▶ Description of the task: Work through the data line by line, gathering every line that has the word "Insert".

Excerpts from an interface dataset:
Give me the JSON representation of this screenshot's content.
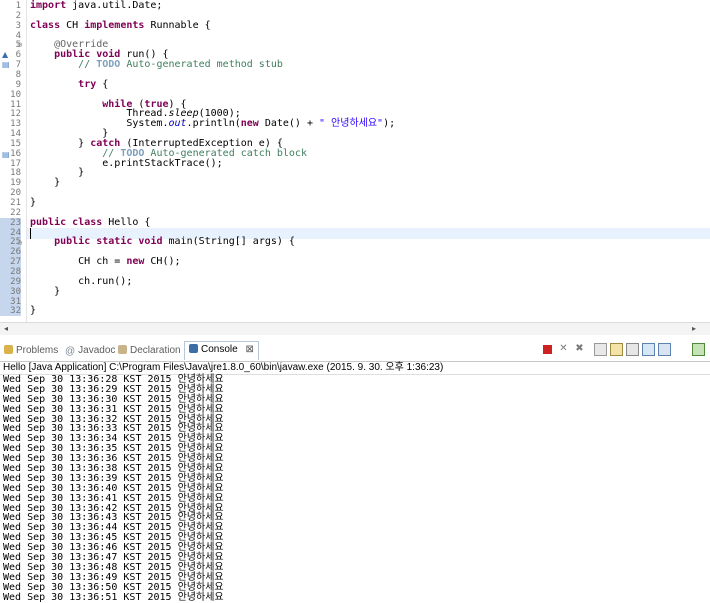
{
  "editor": {
    "lines": [
      {
        "n": "1",
        "tokens": [
          {
            "t": "import",
            "c": "kw"
          },
          {
            "t": " java.util.Date;"
          }
        ]
      },
      {
        "n": "2",
        "tokens": []
      },
      {
        "n": "3",
        "tokens": [
          {
            "t": "class",
            "c": "kw"
          },
          {
            "t": " CH "
          },
          {
            "t": "implements",
            "c": "kw"
          },
          {
            "t": " Runnable {"
          }
        ]
      },
      {
        "n": "4",
        "tokens": []
      },
      {
        "n": "5",
        "tokens": [
          {
            "t": "    "
          },
          {
            "t": "@Override",
            "c": "an"
          }
        ]
      },
      {
        "n": "6",
        "tokens": [
          {
            "t": "    "
          },
          {
            "t": "public",
            "c": "kw"
          },
          {
            "t": " "
          },
          {
            "t": "void",
            "c": "kw"
          },
          {
            "t": " run() {"
          }
        ]
      },
      {
        "n": "7",
        "tokens": [
          {
            "t": "        "
          },
          {
            "t": "// ",
            "c": "cm"
          },
          {
            "t": "TODO",
            "c": "cmt"
          },
          {
            "t": " Auto-generated method stub",
            "c": "cm"
          }
        ]
      },
      {
        "n": "8",
        "tokens": []
      },
      {
        "n": "9",
        "tokens": [
          {
            "t": "        "
          },
          {
            "t": "try",
            "c": "kw"
          },
          {
            "t": " {"
          }
        ]
      },
      {
        "n": "10",
        "tokens": []
      },
      {
        "n": "11",
        "tokens": [
          {
            "t": "            "
          },
          {
            "t": "while",
            "c": "kw"
          },
          {
            "t": " ("
          },
          {
            "t": "true",
            "c": "kw"
          },
          {
            "t": ") {"
          }
        ]
      },
      {
        "n": "12",
        "tokens": [
          {
            "t": "                Thread."
          },
          {
            "t": "sleep",
            "c": "it"
          },
          {
            "t": "(1000);"
          }
        ]
      },
      {
        "n": "13",
        "tokens": [
          {
            "t": "                System."
          },
          {
            "t": "out",
            "c": "fi"
          },
          {
            "t": ".println("
          },
          {
            "t": "new",
            "c": "kw"
          },
          {
            "t": " Date() + "
          },
          {
            "t": "\" 안녕하세요\"",
            "c": "st"
          },
          {
            "t": ");"
          }
        ]
      },
      {
        "n": "14",
        "tokens": [
          {
            "t": "            }"
          }
        ]
      },
      {
        "n": "15",
        "tokens": [
          {
            "t": "        } "
          },
          {
            "t": "catch",
            "c": "kw"
          },
          {
            "t": " (InterruptedException e) {"
          }
        ]
      },
      {
        "n": "16",
        "tokens": [
          {
            "t": "            "
          },
          {
            "t": "// ",
            "c": "cm"
          },
          {
            "t": "TODO",
            "c": "cmt"
          },
          {
            "t": " Auto-generated catch block",
            "c": "cm"
          }
        ]
      },
      {
        "n": "17",
        "tokens": [
          {
            "t": "            e.printStackTrace();"
          }
        ]
      },
      {
        "n": "18",
        "tokens": [
          {
            "t": "        }"
          }
        ]
      },
      {
        "n": "19",
        "tokens": [
          {
            "t": "    }"
          }
        ]
      },
      {
        "n": "20",
        "tokens": []
      },
      {
        "n": "21",
        "tokens": [
          {
            "t": "}"
          }
        ]
      },
      {
        "n": "22",
        "tokens": []
      },
      {
        "n": "23",
        "tokens": [
          {
            "t": "public",
            "c": "kw"
          },
          {
            "t": " "
          },
          {
            "t": "class",
            "c": "kw"
          },
          {
            "t": " Hello {"
          }
        ]
      },
      {
        "n": "24",
        "tokens": []
      },
      {
        "n": "25",
        "tokens": [
          {
            "t": "    "
          },
          {
            "t": "public",
            "c": "kw"
          },
          {
            "t": " "
          },
          {
            "t": "static",
            "c": "kw"
          },
          {
            "t": " "
          },
          {
            "t": "void",
            "c": "kw"
          },
          {
            "t": " main(String[] args) {"
          }
        ]
      },
      {
        "n": "26",
        "tokens": []
      },
      {
        "n": "27",
        "tokens": [
          {
            "t": "        CH ch = "
          },
          {
            "t": "new",
            "c": "kw"
          },
          {
            "t": " CH();"
          }
        ]
      },
      {
        "n": "28",
        "tokens": []
      },
      {
        "n": "29",
        "tokens": [
          {
            "t": "        ch.run();"
          }
        ]
      },
      {
        "n": "30",
        "tokens": [
          {
            "t": "    }"
          }
        ]
      },
      {
        "n": "31",
        "tokens": []
      },
      {
        "n": "32",
        "tokens": [
          {
            "t": "}"
          }
        ]
      }
    ]
  },
  "console_view": {
    "tabs": [
      {
        "label": "Problems",
        "icon": "problems-icon",
        "active": false
      },
      {
        "label": "Javadoc",
        "icon": "javadoc-icon",
        "active": false
      },
      {
        "label": "Declaration",
        "icon": "declaration-icon",
        "active": false
      },
      {
        "label": "Console",
        "icon": "console-icon",
        "active": true
      }
    ],
    "close_glyph": "⊠",
    "process_line": "Hello [Java Application] C:\\Program Files\\Java\\jre1.8.0_60\\bin\\javaw.exe (2015. 9. 30. 오후 1:36:23)",
    "output": [
      "Wed Sep 30 13:36:28 KST 2015 안녕하세요",
      "Wed Sep 30 13:36:29 KST 2015 안녕하세요",
      "Wed Sep 30 13:36:30 KST 2015 안녕하세요",
      "Wed Sep 30 13:36:31 KST 2015 안녕하세요",
      "Wed Sep 30 13:36:32 KST 2015 안녕하세요",
      "Wed Sep 30 13:36:33 KST 2015 안녕하세요",
      "Wed Sep 30 13:36:34 KST 2015 안녕하세요",
      "Wed Sep 30 13:36:35 KST 2015 안녕하세요",
      "Wed Sep 30 13:36:36 KST 2015 안녕하세요",
      "Wed Sep 30 13:36:38 KST 2015 안녕하세요",
      "Wed Sep 30 13:36:39 KST 2015 안녕하세요",
      "Wed Sep 30 13:36:40 KST 2015 안녕하세요",
      "Wed Sep 30 13:36:41 KST 2015 안녕하세요",
      "Wed Sep 30 13:36:42 KST 2015 안녕하세요",
      "Wed Sep 30 13:36:43 KST 2015 안녕하세요",
      "Wed Sep 30 13:36:44 KST 2015 안녕하세요",
      "Wed Sep 30 13:36:45 KST 2015 안녕하세요",
      "Wed Sep 30 13:36:46 KST 2015 안녕하세요",
      "Wed Sep 30 13:36:47 KST 2015 안녕하세요",
      "Wed Sep 30 13:36:48 KST 2015 안녕하세요",
      "Wed Sep 30 13:36:49 KST 2015 안녕하세요",
      "Wed Sep 30 13:36:50 KST 2015 안녕하세요",
      "Wed Sep 30 13:36:51 KST 2015 안녕하세요"
    ],
    "toolbar_icons": [
      "terminate-icon",
      "remove-launch-icon",
      "remove-all-icon",
      "clear-console-icon",
      "scroll-lock-icon",
      "word-wrap-icon",
      "pin-console-icon",
      "display-selected-icon",
      "open-console-icon"
    ]
  },
  "colors": {
    "keyword": "#7f0055",
    "comment": "#3f7f5f",
    "string": "#2a00ff",
    "field": "#0000c0",
    "annotation": "#646464",
    "terminate": "#cc2222"
  }
}
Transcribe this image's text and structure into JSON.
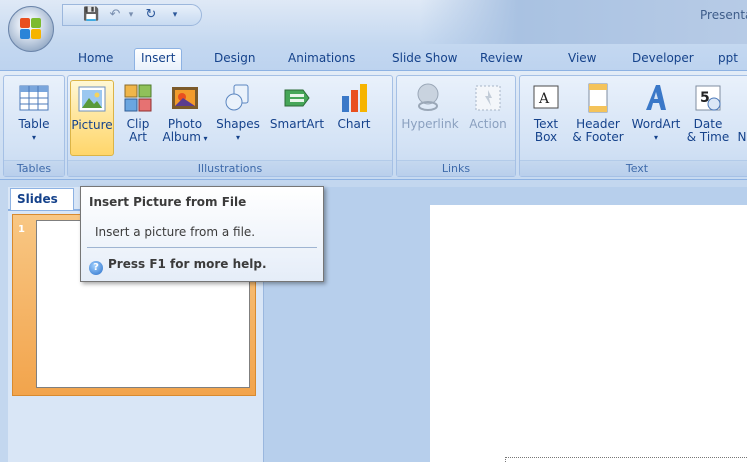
{
  "window": {
    "title": "Presenta"
  },
  "tabs": [
    {
      "label": "Home"
    },
    {
      "label": "Insert"
    },
    {
      "label": "Design"
    },
    {
      "label": "Animations"
    },
    {
      "label": "Slide Show"
    },
    {
      "label": "Review"
    },
    {
      "label": "View"
    },
    {
      "label": "Developer"
    },
    {
      "label": "ppt"
    }
  ],
  "ribbon": {
    "tables": {
      "label": "Tables",
      "table": "Table"
    },
    "illustrations": {
      "label": "Illustrations",
      "picture": "Picture",
      "clip": "Clip",
      "clip2": "Art",
      "photo": "Photo",
      "photo2": "Album",
      "shapes": "Shapes",
      "smartart": "SmartArt",
      "chart": "Chart"
    },
    "links": {
      "label": "Links",
      "hyperlink": "Hyperlink",
      "action": "Action"
    },
    "text": {
      "label": "Text",
      "textbox": "Text",
      "textbox2": "Box",
      "header": "Header",
      "header2": "& Footer",
      "wordart": "WordArt",
      "date": "Date",
      "date2": "& Time",
      "more2": "N"
    }
  },
  "panel": {
    "slides_tab": "Slides",
    "slide_number": "1"
  },
  "tooltip": {
    "title": "Insert Picture from File",
    "description": "Insert a picture from a file.",
    "help": "Press F1 for more help."
  },
  "colors": {
    "ribbon": "#d5e3f4",
    "hot": "#ffe59a",
    "thumb_selected": "#f2a44c"
  }
}
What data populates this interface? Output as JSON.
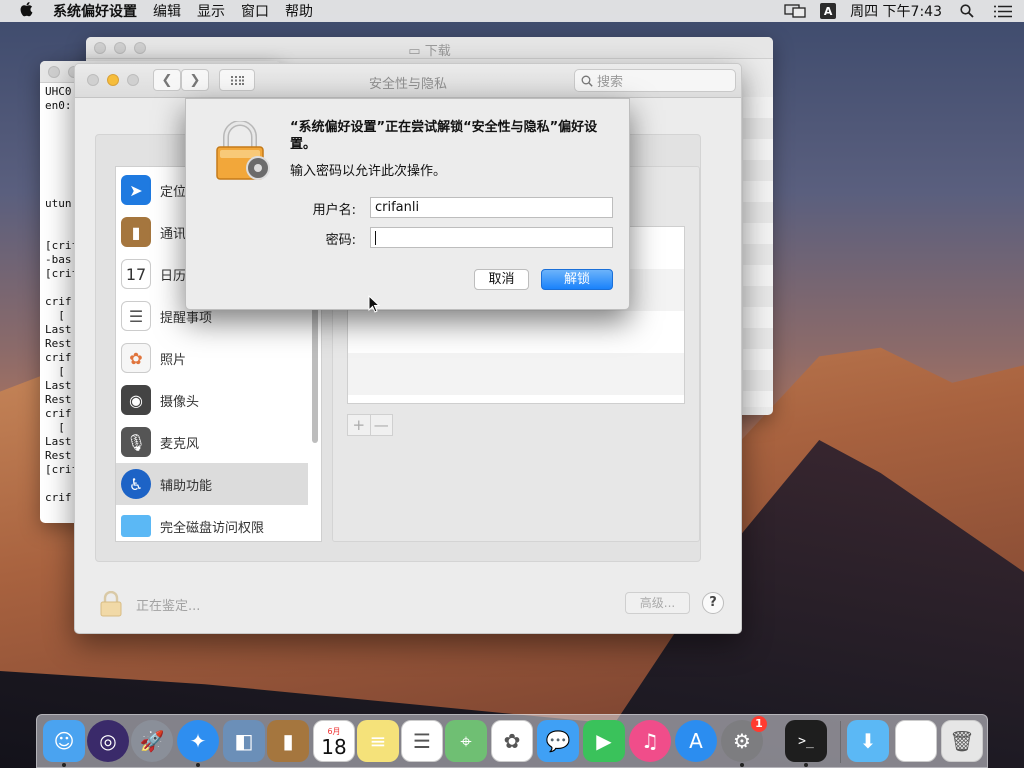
{
  "menubar": {
    "apple": "",
    "app_name": "系统偏好设置",
    "items": [
      "编辑",
      "显示",
      "窗口",
      "帮助"
    ],
    "input_label": "A",
    "clock": "周四 下午7:43"
  },
  "download_window": {
    "title": "下载"
  },
  "terminal_window": {
    "lines": [
      "UHC0",
      "en0:",
      "",
      "",
      "",
      "",
      "",
      "",
      "utun",
      "",
      "",
      "[crif",
      "-bas",
      "[crif",
      "",
      "crif",
      "  [",
      "Last",
      "Rest",
      "crif",
      "  [",
      "Last",
      "Rest",
      "crif",
      "  [",
      "Last",
      "Rest",
      "[crif",
      "",
      "crif"
    ]
  },
  "main_window": {
    "title": "安全性与隐私",
    "search_placeholder": "搜索",
    "sidebar": [
      {
        "label": "定位服务",
        "icon": "location-icon",
        "color": "#1f7ae0"
      },
      {
        "label": "通讯录",
        "icon": "contacts-icon",
        "color": "#a5763e"
      },
      {
        "label": "日历",
        "icon": "calendar-icon",
        "color": "#ffffff"
      },
      {
        "label": "提醒事项",
        "icon": "reminders-icon",
        "color": "#ffffff"
      },
      {
        "label": "照片",
        "icon": "photos-icon",
        "color": "#f6f6f6"
      },
      {
        "label": "摄像头",
        "icon": "camera-icon",
        "color": "#444444"
      },
      {
        "label": "麦克风",
        "icon": "microphone-icon",
        "color": "#555555"
      },
      {
        "label": "辅助功能",
        "icon": "accessibility-icon",
        "color": "#1d63c6"
      },
      {
        "label": "完全磁盘访问权限",
        "icon": "folder-icon",
        "color": "#5bb8f5"
      }
    ],
    "selected_index": 7,
    "plus_label": "+",
    "minus_label": "—",
    "status": "正在鉴定...",
    "advanced_button": "高级...",
    "help_button": "?"
  },
  "dialog": {
    "title": "“系统偏好设置”正在尝试解锁“安全性与隐私”偏好设置。",
    "subtitle": "输入密码以允许此次操作。",
    "username_label": "用户名:",
    "username_value": "crifanli",
    "password_label": "密码:",
    "password_value": "",
    "cancel_button": "取消",
    "unlock_button": "解锁"
  },
  "dock": {
    "calendar_day": "18",
    "calendar_month": "6月",
    "system_prefs_badge": "1",
    "items": [
      {
        "name": "finder",
        "color": "#4aa3f0"
      },
      {
        "name": "siri",
        "color": "#3a2a6a"
      },
      {
        "name": "launchpad",
        "color": "#8a8f99"
      },
      {
        "name": "safari",
        "color": "#2e8ef0"
      },
      {
        "name": "preview",
        "color": "#6b8fb8"
      },
      {
        "name": "contacts",
        "color": "#a5763e"
      },
      {
        "name": "calendar",
        "color": "#ffffff"
      },
      {
        "name": "notes",
        "color": "#f5e27a"
      },
      {
        "name": "reminders",
        "color": "#ffffff"
      },
      {
        "name": "maps",
        "color": "#6fbf73"
      },
      {
        "name": "photos",
        "color": "#ffffff"
      },
      {
        "name": "messages",
        "color": "#3fa0f5"
      },
      {
        "name": "facetime",
        "color": "#3ac25b"
      },
      {
        "name": "itunes",
        "color": "#f04d8a"
      },
      {
        "name": "app-store",
        "color": "#2b8df0"
      },
      {
        "name": "system-preferences",
        "color": "#7d7d80"
      },
      {
        "name": "terminal",
        "color": "#1e1e1e"
      },
      {
        "name": "downloads-folder",
        "color": "#5bb8f5"
      },
      {
        "name": "recent-window",
        "color": "#ffffff"
      },
      {
        "name": "trash",
        "color": "#e6e6e6"
      }
    ]
  }
}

▶ Result of the exercise:
      "label": "Insert"
    "title": "Insert Picture from File",
    "description": "Insert a picture from a file.",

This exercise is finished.